#### [Exercise]
Look through the records below and copy each line that includes the word "custom".

[Source data Boundary: Start]

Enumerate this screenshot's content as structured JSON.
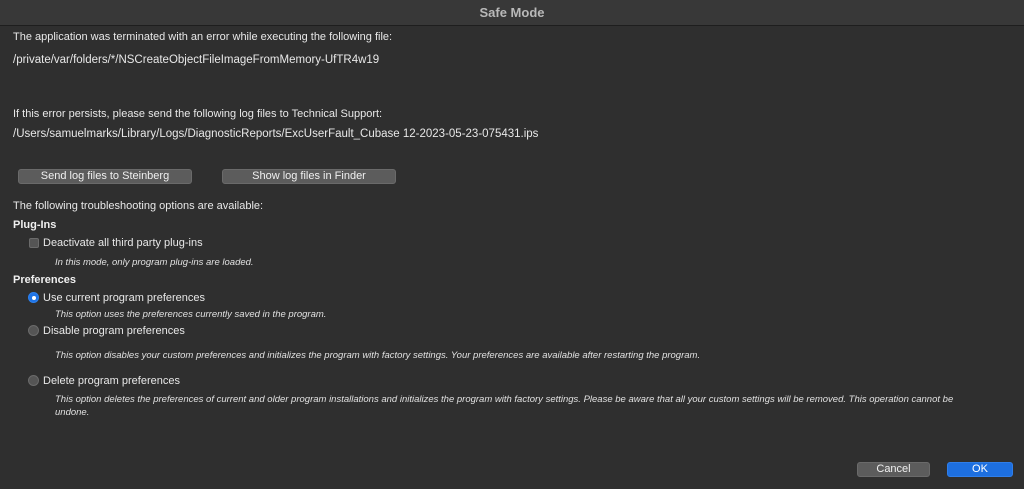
{
  "window": {
    "title": "Safe Mode"
  },
  "error": {
    "intro": "The application was terminated with an error while executing the following file:",
    "file_path": "/private/var/folders/*/NSCreateObjectFileImageFromMemory-UfTR4w19",
    "persist_text": "If this error persists, please send the following log files to Technical Support:",
    "log_path": "/Users/samuelmarks/Library/Logs/DiagnosticReports/ExcUserFault_Cubase 12-2023-05-23-075431.ips"
  },
  "actions": {
    "send_logs_label": "Send log files to Steinberg",
    "show_logs_label": "Show log files in Finder"
  },
  "troubleshooting": {
    "intro": "The following troubleshooting options are available:",
    "plugins": {
      "heading": "Plug-Ins",
      "deactivate_label": "Deactivate all third party plug-ins",
      "deactivate_checked": false,
      "deactivate_hint": "In this mode, only program plug-ins are loaded."
    },
    "preferences": {
      "heading": "Preferences",
      "selected": "use_current",
      "use_current_label": "Use current program preferences",
      "use_current_hint": "This option uses the preferences currently saved in the program.",
      "disable_label": "Disable program preferences",
      "disable_hint": "This option disables your custom preferences and initializes the program with factory settings. Your preferences are available after restarting the program.",
      "delete_label": "Delete program preferences",
      "delete_hint": "This option deletes the preferences of current and older program installations and initializes the program with factory settings. Please be aware that all your custom settings will be removed. This operation cannot be undone."
    }
  },
  "footer": {
    "cancel_label": "Cancel",
    "ok_label": "OK"
  },
  "colors": {
    "background": "#2f2f2f",
    "accent": "#1d6fe0"
  }
}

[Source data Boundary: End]

#### [Result]
      "disable_hint": "This option disables your custom preferences and initializes the program with factory settings. Your preferences are available after restarting the program.",
      "delete_hint": "This option deletes the preferences of current and older program installations and initializes the program with factory settings. Please be aware that all your custom settings will be removed. This operation cannot be undone."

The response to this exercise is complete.